If you plan on moving to Bend in the spring or summer, there are endless opportunities for outdoor fun…but picnics are a particularly special way to spend a warm afternoon. If you’ve got picnics on the mind, we can suggest several of our favorite spots to eat while enjoying the nature all around us.

Note: Bend’s parks are well-equipped with handy disposal bins, usually located nearby picnic tables and other spots. It’s also a good idea to make use of them – or bring your own biodegradable trash bag along with your other supplies so you can clean up after you eat!

1. Drake Park

Drake Park is the quintessential park experience in downtown Bend. This strip of beautifully cultivated park land (the trees in autumn never get old) hugs close to the Deschutes River in one of its quiet loops. There’s plenty of options for walking, playing on the grassy hills, feeding the ducks, and more. It’s also home to plenty of events and performers if you’d like some entertainment. When you’re finished eating, it’s an easy stroll to experience downtown shops or stop by one of the cafes at the park’s border.

2. Columbia Park

Do your young  kids need to run off a little energy? Columbia Park is famous for its giant ship-inspired playground, making it particularly popular for young families. There are also plenty of river views and a large lawn for some light sports after you’ve finished up your picnic.

3. Shevlin Park

Shevlin Park is an enormous park stretching outward from the northwest side of Bend, around 1,000 acres. That makes it perfect for adventures, but don’t worry – there are many cozy picnic tables dotted throughout, especially in the early areas of the park. It’s a great choice if you prefer to eat under towering Ponderosa pines. As a bonus, it’s also a great place to take the family snowshoeing in winter if you’re looking for great outdoor activities in Bend.

4. Riverbend Park

If you’re wondering what to do in Bend for a picnic lunch, Riverbend really needs to be on your list. The location of the famous “bend” in the Deschutes River that gave the city its name, this ambling park is a great spot to enjoy river views and has some of the best picnic spots in Bend, including cabin-style structures for shade and larger family gatherings. Just across the river is dog park with areas for fenced-in running (poo bag dispensers are also available( as well as splashing in the river, while Old Mill shops are just a brief walk away and friendly hiking trails await in the opposite direction – giving you plenty of post-picnic options!

5. Pine Nursery

Pine Nursery Park is ideal for active families that like their picnics with some sports to run off calories after. There are designated spots for basketball, skateboarding, disc golf, softball, pickleball, and even fishing is allowed (there’s also a 14-acre off-leash park for your dogs). The park covers more than 150 acres, so there’s always something else to explore here while you’re living in Bend.

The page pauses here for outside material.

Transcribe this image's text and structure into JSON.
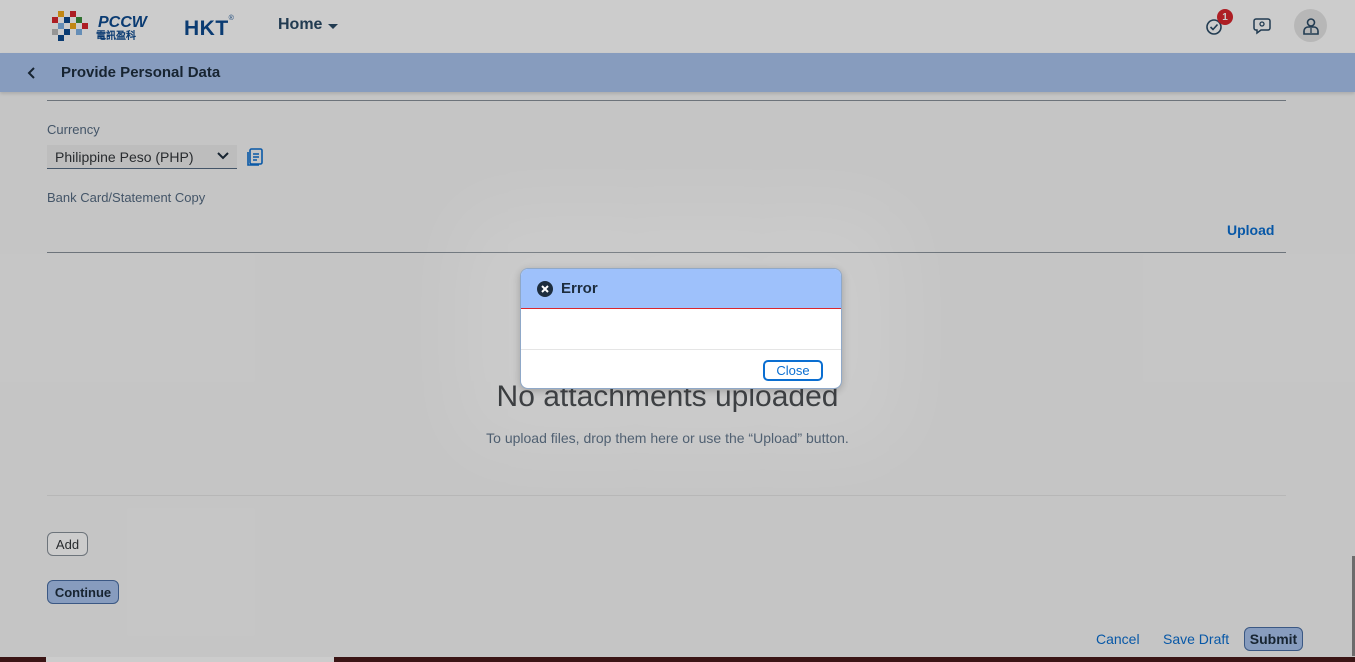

Special Mention: Crux Fermentation

While it’s not technically a park, it is one of the best picnic spots in Bend to bring your kids for an afternoon of fun…while allowing the adults to sample some of the most interesting brews in town. There’s a grass field to play in, plenty of picnic tables (as well as indoor seating), and incredible mountain views. If you’re wondering what to do in Bend, a stop by Crux should be on your list. Crux also has several food carts, including a recent – and delicious – expansion by The Rogue Chef, so your lunch plans are covered, too.